### Records supplied

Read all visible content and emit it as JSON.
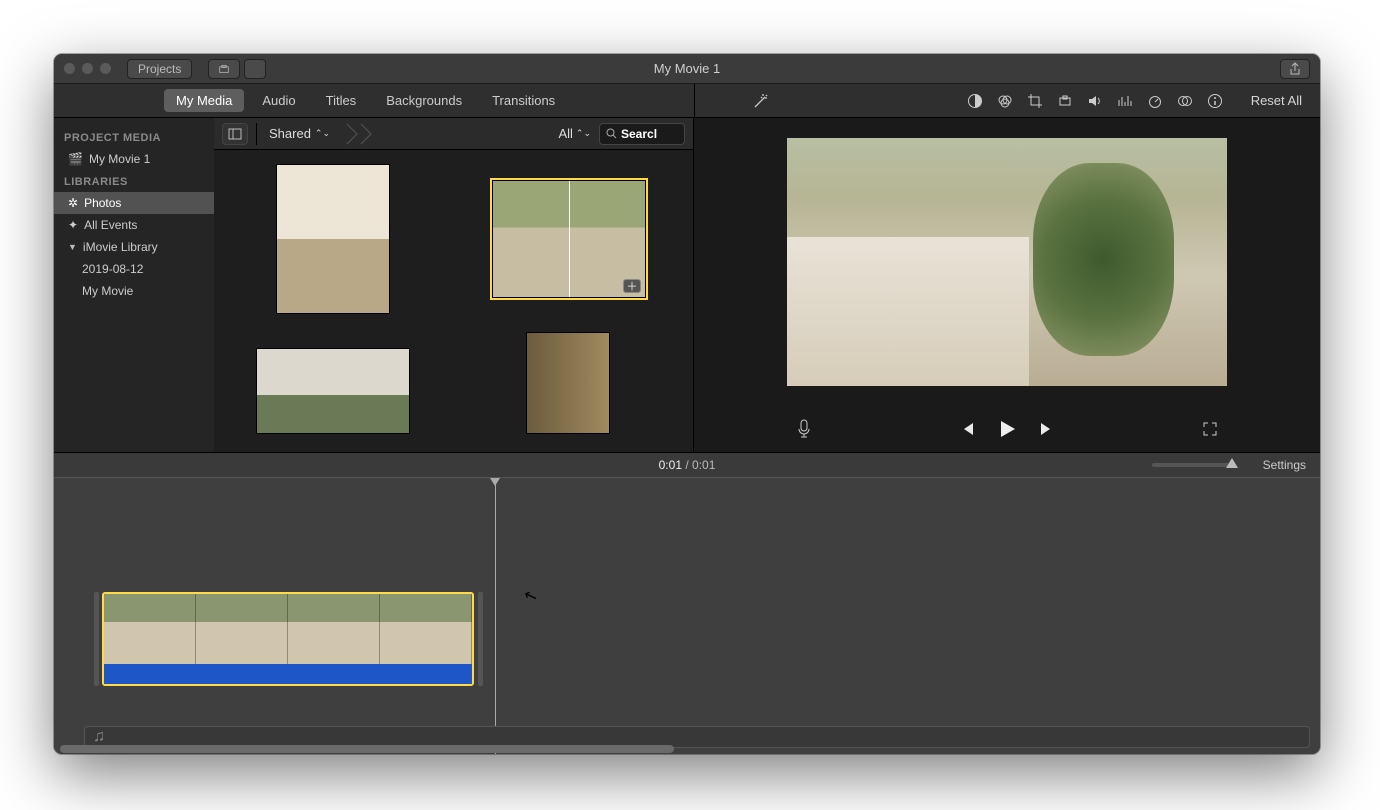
{
  "window_title": "My Movie 1",
  "toolbar": {
    "projects": "Projects"
  },
  "tabs": {
    "my_media": "My Media",
    "audio": "Audio",
    "titles": "Titles",
    "backgrounds": "Backgrounds",
    "transitions": "Transitions"
  },
  "viewer_controls": {
    "reset_all": "Reset All"
  },
  "sidebar": {
    "project_media_hdr": "PROJECT MEDIA",
    "movie_name": "My Movie 1",
    "libraries_hdr": "LIBRARIES",
    "photos": "Photos",
    "all_events": "All Events",
    "imovie_library": "iMovie Library",
    "event_date": "2019-08-12",
    "event_my_movie": "My Movie"
  },
  "browser": {
    "shared": "Shared",
    "all": "All",
    "search_placeholder": "Search",
    "search_value": "Searcl"
  },
  "time": {
    "current": "0:01",
    "separator": " / ",
    "total": "0:01",
    "settings": "Settings"
  }
}
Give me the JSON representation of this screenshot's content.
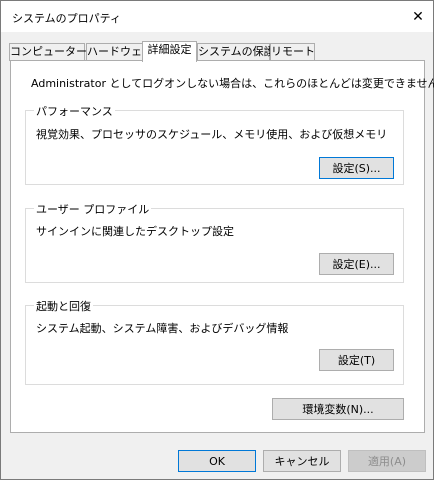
{
  "window": {
    "title": "システムのプロパティ",
    "close_glyph": "✕"
  },
  "tabs": [
    {
      "label": "コンピューター名",
      "active": false
    },
    {
      "label": "ハードウェア",
      "active": false
    },
    {
      "label": "詳細設定",
      "active": true
    },
    {
      "label": "システムの保護",
      "active": false
    },
    {
      "label": "リモート",
      "active": false
    }
  ],
  "notice": "Administrator としてログオンしない場合は、これらのほとんどは変更できません。",
  "performance": {
    "title": "パフォーマンス",
    "description": "視覚効果、プロセッサのスケジュール、メモリ使用、および仮想メモリ",
    "button": "設定(S)..."
  },
  "user_profile": {
    "title": "ユーザー プロファイル",
    "description": "サインインに関連したデスクトップ設定",
    "button": "設定(E)..."
  },
  "startup_recovery": {
    "title": "起動と回復",
    "description": "システム起動、システム障害、およびデバッグ情報",
    "button": "設定(T)"
  },
  "env_button": "環境変数(N)...",
  "footer": {
    "ok": "OK",
    "cancel": "キャンセル",
    "apply": "適用(A)"
  },
  "colors": {
    "focus_border": "#0078d7",
    "button_face": "#e1e1e1",
    "dialog_bg": "#f0f0f0"
  }
}
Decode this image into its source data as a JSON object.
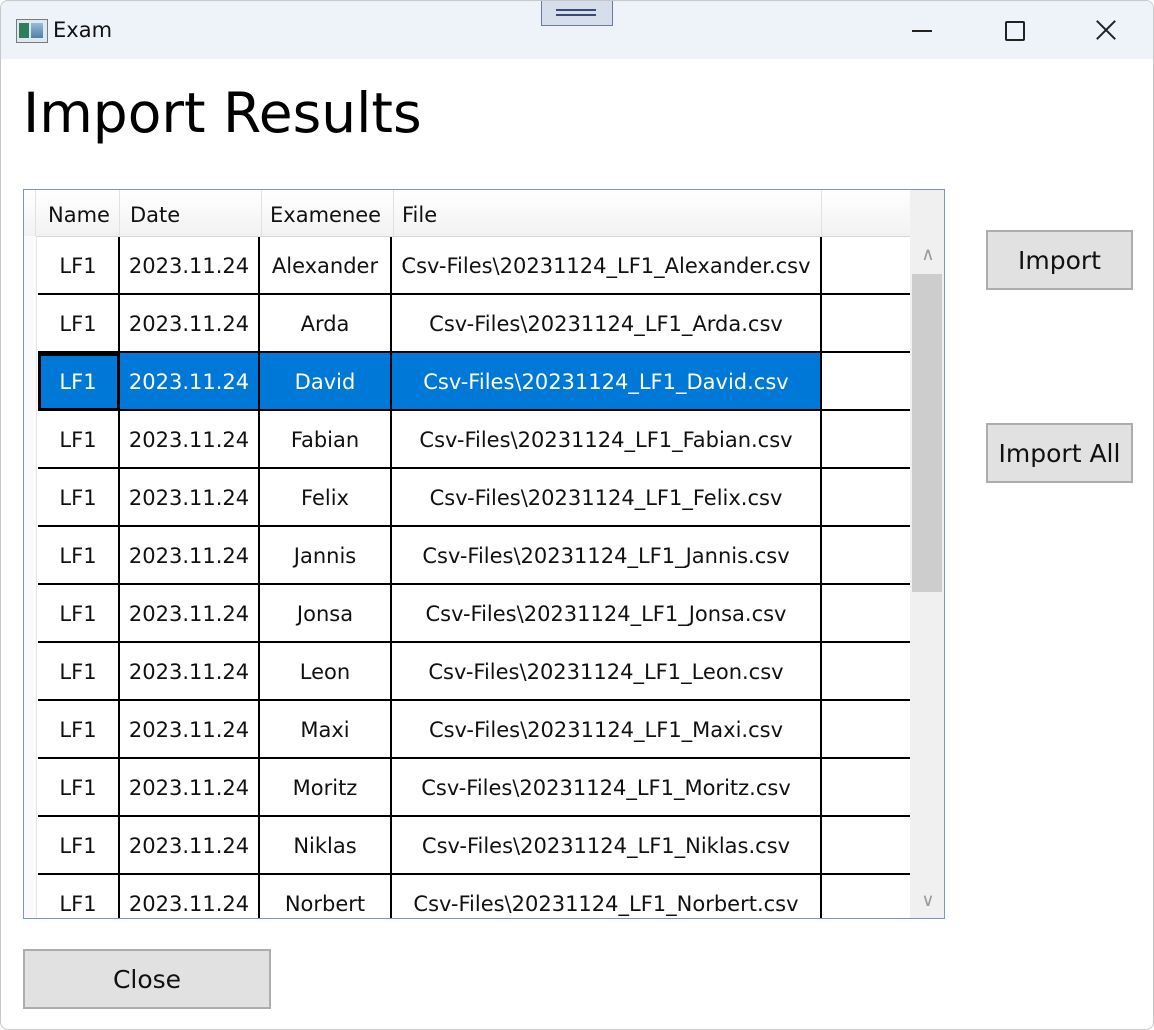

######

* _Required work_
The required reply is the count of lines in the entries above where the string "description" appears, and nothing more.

* _Response to this exercise_
3